In early June, Samantha Marie Ware accused Glee star Lea Michele of making her life a "living hell" while on the set of the FOX series. While Michele has since apologized, Ware's statements opened the floodgates for others to come forward with their own accusations about how poorly they have been treated by the Scream Queens actor. Now, Ware has opened up about why she chose to call out Michele for her alleged on-set behavior.
Ware explained to Variety that she opened up about her experience on the Glee set after she saw that Michele tweeted about George Floyd's death and the Black Lives Matter movement. "It shouldn’t have to take my tweet. When you tweet, 'Black lives matter,' that would mean you have an understanding of what that hashtag means, but it’s clear that it doesn’t. Does Lea even know what a microaggression is? I don’t know," Ware said. "All that her apology did was affirm that she hasn’t learned anything. Am I calling Lea a racist? No. Does Lea have racist tendencies? I think Lea suffers from a symptom of living in this world in an industry that is tailored to white people."
Ware originally claimed on Twitter that Michele made her time on Glee a "living hell." She accused the star of saying that she would "sh—t" in her wig "amongst other traumatic microaggressions." In her interview with Variety, Ware opened up even further about those claims, saying that she encountered this behavior as soon as she joined the cast of Glee in 2015. Ware recalled, "I knew from day one when I attempted to introduce myself. There was nothing gradual about it. As soon as she decided that she didn’t like me, it was very evident. It was after I did my first performance, that’s when it started -- the silent treatment, the stare-downs, the looks, the comments under her breath, the weird passive aggressiveness. It all built up."

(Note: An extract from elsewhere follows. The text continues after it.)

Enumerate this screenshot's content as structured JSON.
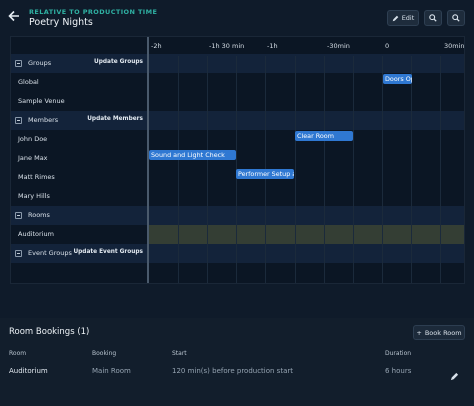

After Ware's allegations emerged, Michele issued a statement to PEOPLE in which she said that she did not remember making any derogatory remarks but that her memory of what went down is "not really the point." Her statement read, "What matters is that I clearly acted in ways which hurt other people." The actor's message continued, "One of the most important lessons of the last few weeks is that we need to take the time to listen and learn about other people's perspectives and any role we have played or anything we can do to help address the injustices that they face."